The current study explored whether transdiagnostic, Internet-delivered cognitive behaviour therapy (ICBT) is effective in the treatment of health anxiety, characterized by excessive worry about one’s health and fear that one will acquire an illness. Further, the level of therapist support, namely weekly therapist support or optional therapist support, was examined. Ninety-six clients participating in the Wellbeing Course, an 8-week transdiagnostic ICBT program, with elevated health anxiety symptomatology (≥15 on the Short Health Anxiety Inventory [SHAI]) were included in the current study. Results suggest that health anxiety symptoms significantly reduce following transdiagnostic ICBT. Additionally, clients receiving both weekly and optional therapist contact experienced symptom reduction to a similar extent; however, clients that received weekly therapist contact displayed more favourable treatment engagement (i.e., more lessons completed, more messages sent). Future research is warranted to disentangle the role of therapist contact on symptom reduction and treatment engagement. The results from the current study lend support for the use of transdiagnostic ICBT in the treatment of health anxiety.
Background: Internet-delivered Cognitive Behaviour Therapy (ICBT) is an effective method of treating anxiety and depression. Nevertheless, many individuals have low expectations about this treatment given that it is novel. This presents a problem, as higher expectations of treatment have been linked to more favourable treatment outcomes.
Objective: The aim of the present study was to determine if an educational video about ICBT is an effective way to increase individuals’ views of this treatment.
Methods: Participants were assigned to view an educational video about ICBT containing testimonial-based (n = 44) or statistically-based information (n = 53). Questionnaires administered pre- and post-video were analyzed to assess for changes in attitudes towards ICBT, and to determine whether one video was more effective. Correlates between participant characteristics and views of ICBT were examined.
Results: Perceptions of ICBT significantly improved post-video; however, the difference between the two video conditions was not significant.

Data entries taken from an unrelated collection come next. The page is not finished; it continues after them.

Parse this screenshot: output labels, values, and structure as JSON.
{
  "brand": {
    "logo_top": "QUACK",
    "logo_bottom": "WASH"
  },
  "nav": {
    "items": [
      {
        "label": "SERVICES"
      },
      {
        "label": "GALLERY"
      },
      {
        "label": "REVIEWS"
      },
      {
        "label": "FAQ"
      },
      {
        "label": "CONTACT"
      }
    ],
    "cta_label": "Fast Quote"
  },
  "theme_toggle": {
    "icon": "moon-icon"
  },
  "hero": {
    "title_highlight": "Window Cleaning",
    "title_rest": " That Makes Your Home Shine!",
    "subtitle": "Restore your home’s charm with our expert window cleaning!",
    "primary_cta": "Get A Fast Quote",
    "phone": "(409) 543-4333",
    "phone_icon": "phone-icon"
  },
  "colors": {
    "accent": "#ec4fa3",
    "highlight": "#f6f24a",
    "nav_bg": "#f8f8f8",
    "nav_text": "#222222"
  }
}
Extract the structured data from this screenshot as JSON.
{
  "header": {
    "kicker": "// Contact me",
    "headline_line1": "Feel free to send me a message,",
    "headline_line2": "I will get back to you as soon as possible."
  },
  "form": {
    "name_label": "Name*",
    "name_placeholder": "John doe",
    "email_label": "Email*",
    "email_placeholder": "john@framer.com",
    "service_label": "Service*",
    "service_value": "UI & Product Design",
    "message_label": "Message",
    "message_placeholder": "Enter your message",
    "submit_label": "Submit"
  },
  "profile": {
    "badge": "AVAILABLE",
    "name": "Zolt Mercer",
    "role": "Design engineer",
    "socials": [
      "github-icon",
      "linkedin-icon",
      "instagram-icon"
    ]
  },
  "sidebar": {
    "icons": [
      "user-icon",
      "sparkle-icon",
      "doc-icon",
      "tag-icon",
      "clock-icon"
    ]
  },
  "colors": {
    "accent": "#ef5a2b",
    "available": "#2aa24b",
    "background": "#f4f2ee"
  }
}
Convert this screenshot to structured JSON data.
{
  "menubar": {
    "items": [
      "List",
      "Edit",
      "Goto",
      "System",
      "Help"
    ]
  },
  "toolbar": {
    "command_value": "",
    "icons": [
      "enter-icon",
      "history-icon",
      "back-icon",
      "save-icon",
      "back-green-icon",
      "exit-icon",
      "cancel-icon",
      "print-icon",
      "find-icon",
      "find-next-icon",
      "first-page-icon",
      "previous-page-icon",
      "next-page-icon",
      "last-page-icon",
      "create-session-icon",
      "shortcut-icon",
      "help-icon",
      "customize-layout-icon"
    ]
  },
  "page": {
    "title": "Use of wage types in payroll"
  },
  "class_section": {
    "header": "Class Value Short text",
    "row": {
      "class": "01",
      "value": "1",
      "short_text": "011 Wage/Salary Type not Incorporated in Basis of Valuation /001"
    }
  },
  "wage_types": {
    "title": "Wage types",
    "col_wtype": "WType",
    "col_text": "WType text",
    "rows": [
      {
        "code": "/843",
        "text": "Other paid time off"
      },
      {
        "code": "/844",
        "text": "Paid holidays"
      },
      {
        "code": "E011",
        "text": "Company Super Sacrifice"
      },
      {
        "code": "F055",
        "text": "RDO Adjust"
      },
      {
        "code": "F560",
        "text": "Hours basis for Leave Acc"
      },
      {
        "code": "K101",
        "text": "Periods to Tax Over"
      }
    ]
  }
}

While participant characteristics (e.g., age, sex) were not correlated with views of ICBT, how participants rated the video were.
Conclusion: Educational videos effectively increase expectations of ICBT, and the quality of information presented in the video is more important than the particular information presented.
Practice Implications: In order to facilitate the greatest therapeutic benefit from an ICBT treatment program, it may be beneficial for clients to watch an educational video prior to the onset of treatment.